The poem has the themes of lamentation for the loss and meaninglessness of lives lost in war. The speaker has lost her husband in war. In return she gets medals, silver stars and a badge, and they are of no use as he is not alive. She has been widowed and all alone now.
- What imagery from the poem made the greatest impression on you? Why?
The image of the motionless body made the greatest impression on me. The body has lips with no smile, arms without tenderness and eyes with no sight. The dead body represents the loss caused by the war. The speaker lost her husband. Though he is given honor after his death, it is of no use.
- Which figurative language is used in the poem? Explain with examples.
In the poem, figurative language embraces irony, imagery, anaphora and apostrophe.
Irony takes place when the poet talks about the gift which is not a real gift but of grief and loss. A grave and shrapnel as tokens of remembrance are not the types of gifts people truly want. In reality, the speaker says, her beloved’s “gift” of death has robbed her of her youth.
The poet uses the imagery of roses offered in her beloved’s grave. The red roses traditionally symbolize love. Other imagery includes the picture of the beloved as a corpse with lips with no smile and eyes with no sight.

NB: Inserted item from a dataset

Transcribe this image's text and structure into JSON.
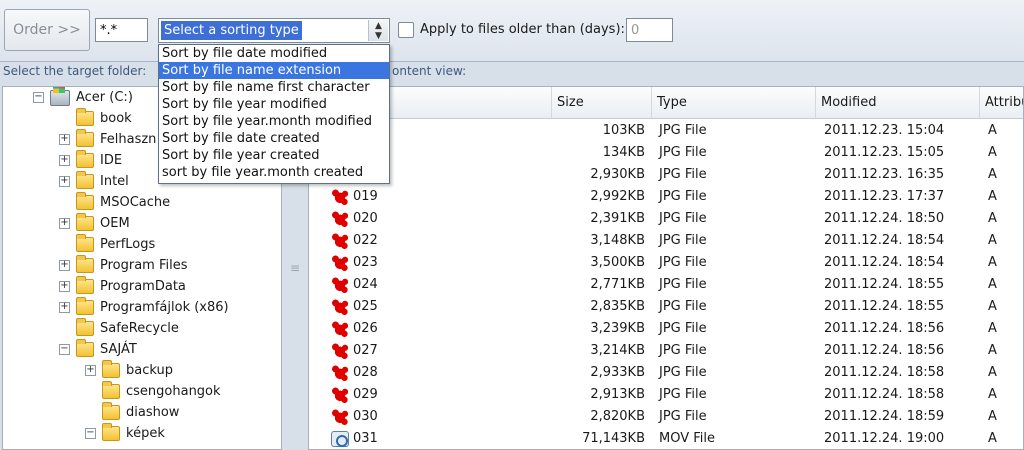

The next figure of speech includes anaphora, which is the repetition of the same words at the beginning of a line. In the first, third and fifth stanzas, the poet repeats “I offer you”. The anaphora comes in the sixth stanza when the speaker repeats “you give me” three times in a row.
The poem also uses the literary device of apostrophe, which is direct address to a person who is not present or to an inanimate object. In this poem, the speaker addresses her husband’s dead body. The poet makes use of metaphor as she compares her sadness to the clouds in her eyes on a summer day.
- What does the speaker “offer” in this poem? What does the person addressed as “you” give in return?
The speaker offers roses, her wedding gown, her youth, clouds, cold winters and spring time to her beloved. In return, he gives her his medals, stars, badges, his blood stained dress, his motionless body with lips with no smile, arms without tenderness and eyes without sight, and shrapnel.
- An apostrophe is a literary device in which a writer or speaker addresses an absent person or an abstract idea in such a way as if it were present and can understand. Discuss the poem in relation to apostrophe.
The speaker’s husband has been killed in war. She addresses the dead body as if he can understand her. She offers several things to him but he gives her the things which are of no importance. She promises him to meet him their next life as she loves him very sincerely.